Exercise directions:
Please retype, word for word, the line containing "Parse this screenshot: output" and every line after it through the end of the records, leaving out all pictures.

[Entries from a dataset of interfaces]
Start of Block

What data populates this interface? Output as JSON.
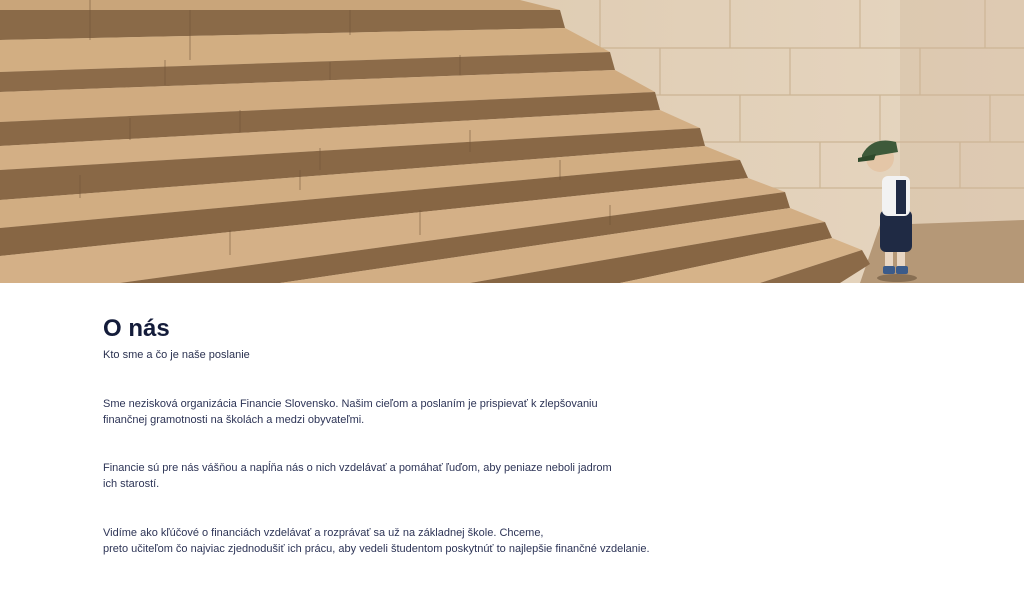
{
  "hero": {
    "image_description": "Stone staircase with a small child in a cap standing at the bottom right"
  },
  "about": {
    "title": "O nás",
    "subtitle": "Kto sme a čo je naše poslanie",
    "paragraphs": [
      {
        "lines": [
          "Sme nezisková organizácia Financie Slovensko. Našim cieľom a poslaním je prispievať k zlepšovaniu",
          "finančnej gramotnosti na školách a medzi obyvateľmi."
        ]
      },
      {
        "lines": [
          "Financie sú pre nás vášňou a napĺňa nás o nich vzdelávať a pomáhať ľuďom, aby peniaze neboli jadrom",
          "ich starostí."
        ]
      },
      {
        "lines": [
          "Vidíme ako kľúčové o financiách vzdelávať a rozprávať sa už na základnej škole. Chceme,",
          "preto učiteľom čo najviac zjednodušiť ich prácu, aby vedeli študentom poskytnúť to najlepšie finančné vzdelanie."
        ]
      }
    ]
  },
  "colors": {
    "title": "#141c3a",
    "text": "#2d3456",
    "background": "#ffffff"
  }
}
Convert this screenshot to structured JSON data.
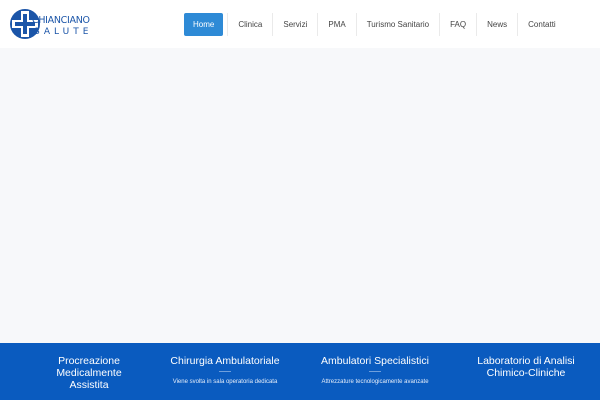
{
  "logo": {
    "line1": "CHIANCIANO",
    "line2": "SALUTE",
    "colors": {
      "brand": "#1b55a8"
    }
  },
  "nav": {
    "items": [
      {
        "label": "Home",
        "active": true
      },
      {
        "label": "Clinica",
        "active": false
      },
      {
        "label": "Servizi",
        "active": false
      },
      {
        "label": "PMA",
        "active": false
      },
      {
        "label": "Turismo Sanitario",
        "active": false
      },
      {
        "label": "FAQ",
        "active": false
      },
      {
        "label": "News",
        "active": false
      },
      {
        "label": "Contatti",
        "active": false
      }
    ],
    "colors": {
      "active_bg": "#2e8ad6"
    }
  },
  "services": {
    "colors": {
      "band_bg": "#0a5bbf"
    },
    "items": [
      {
        "title": "Procreazione Medicalmente Assistita",
        "description": ""
      },
      {
        "title": "Chirurgia Ambulatoriale",
        "description": "Viene svolta in sala operatoria dedicata"
      },
      {
        "title": "Ambulatori Specialistici",
        "description": "Attrezzature tecnologicamente avanzate"
      },
      {
        "title": "Laboratorio di Analisi Chimico-Cliniche",
        "description": ""
      }
    ]
  }
}
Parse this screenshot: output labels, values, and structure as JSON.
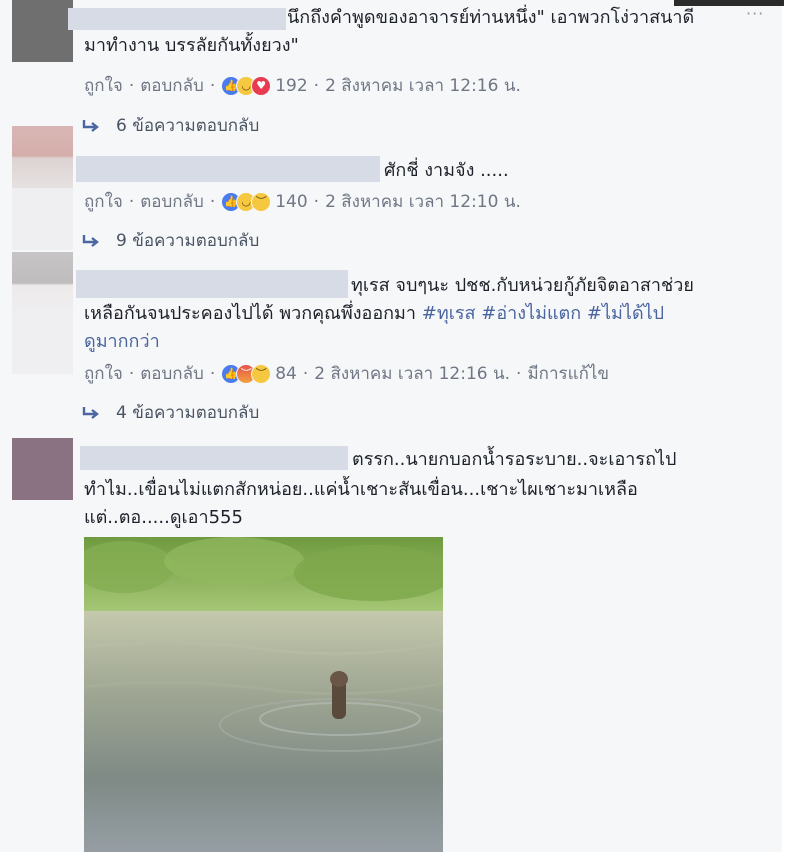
{
  "comments": [
    {
      "text_lines": [
        "นึกถึงคำพูดของอาจารย์ท่านหนึ่ง\" เอาพวกโง่วาสนาดี",
        "มาทำงาน บรรลัยกันทั้งยวง\""
      ],
      "actions": {
        "like": "ถูกใจ",
        "reply": "ตอบกลับ"
      },
      "reaction_count": "192",
      "timestamp": "2 สิงหาคม เวลา 12:16 น.",
      "replies_label": "6 ข้อความตอบกลับ"
    },
    {
      "text_lines": [
        "ศักชี่ งามจัง ....."
      ],
      "actions": {
        "like": "ถูกใจ",
        "reply": "ตอบกลับ"
      },
      "reaction_count": "140",
      "timestamp": "2 สิงหาคม เวลา 12:10 น.",
      "replies_label": "9 ข้อความตอบกลับ"
    },
    {
      "text_line1": "ทุเรส จบๆนะ ปชช.กับหน่วยกู้ภัยจิตอาสาช่วย",
      "text_line2_plain": "เหลือกันจนประคองไปได้ พวกคุณพึ่งออกมา ",
      "hashtags": [
        "#ทุเรส",
        "#อ่างไม่แตก",
        "#ไม่ได้ไป"
      ],
      "text_line3": "ดูมากกว่า",
      "actions": {
        "like": "ถูกใจ",
        "reply": "ตอบกลับ"
      },
      "reaction_count": "84",
      "timestamp": "2 สิงหาคม เวลา 12:16 น.",
      "edited": "มีการแก้ไข",
      "replies_label": "4 ข้อความตอบกลับ"
    },
    {
      "text_lines": [
        "ตรรก..นายกบอกน้ำรอระบาย..จะเอารถไป",
        "ทำไม..เขื่อนไม่แตกสักหน่อย..แค่น้ำเชาะสันเขื่อน...เชาะไผเชาะมาเหลือ",
        "แต่..ตอ.....ดูเอา555"
      ]
    }
  ],
  "icons": [
    "more-options-icon",
    "reply-arrow-icon",
    "like-reaction-icon",
    "haha-reaction-icon",
    "angry-reaction-icon",
    "sad-reaction-icon",
    "love-reaction-icon"
  ],
  "colors": {
    "background": "#f6f7f9",
    "text": "#1d2129",
    "meta": "#6f7785",
    "hashtag": "#4a64a0",
    "like_blue": "#4a7bf0"
  }
}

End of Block

Task solution:
Parse this screenshot: output labels, values, and structure as JSON.
{
  "comments": [
    {
      "text_lines": [
        "นึกถึงคำพูดของอาจารย์ท่านหนึ่ง\" เอาพวกโง่วาสนาดี",
        "มาทำงาน บรรลัยกันทั้งยวง\""
      ],
      "actions": {
        "like": "ถูกใจ",
        "reply": "ตอบกลับ"
      },
      "reaction_count": "192",
      "timestamp": "2 สิงหาคม เวลา 12:16 น.",
      "replies_label": "6 ข้อความตอบกลับ"
    },
    {
      "text_lines": [
        "ศักชี่ งามจัง ....."
      ],
      "actions": {
        "like": "ถูกใจ",
        "reply": "ตอบกลับ"
      },
      "reaction_count": "140",
      "timestamp": "2 สิงหาคม เวลา 12:10 น.",
      "replies_label": "9 ข้อความตอบกลับ"
    },
    {
      "text_line1": "ทุเรส จบๆนะ ปชช.กับหน่วยกู้ภัยจิตอาสาช่วย",
      "text_line2_plain": "เหลือกันจนประคองไปได้ พวกคุณพึ่งออกมา ",
      "hashtags": [
        "#ทุเรส",
        "#อ่างไม่แตก",
        "#ไม่ได้ไป"
      ],
      "text_line3": "ดูมากกว่า",
      "actions": {
        "like": "ถูกใจ",
        "reply": "ตอบกลับ"
      },
      "reaction_count": "84",
      "timestamp": "2 สิงหาคม เวลา 12:16 น.",
      "edited": "มีการแก้ไข",
      "replies_label": "4 ข้อความตอบกลับ"
    },
    {
      "text_lines": [
        "ตรรก..นายกบอกน้ำรอระบาย..จะเอารถไป",
        "ทำไม..เขื่อนไม่แตกสักหน่อย..แค่น้ำเชาะสันเขื่อน...เชาะไผเชาะมาเหลือ",
        "แต่..ตอ.....ดูเอา555"
      ]
    }
  ],
  "icons": [
    "more-options-icon",
    "reply-arrow-icon",
    "like-reaction-icon",
    "haha-reaction-icon",
    "angry-reaction-icon",
    "sad-reaction-icon",
    "love-reaction-icon"
  ],
  "colors": {
    "background": "#f6f7f9",
    "text": "#1d2129",
    "meta": "#6f7785",
    "hashtag": "#4a64a0",
    "like_blue": "#4a7bf0"
  }
}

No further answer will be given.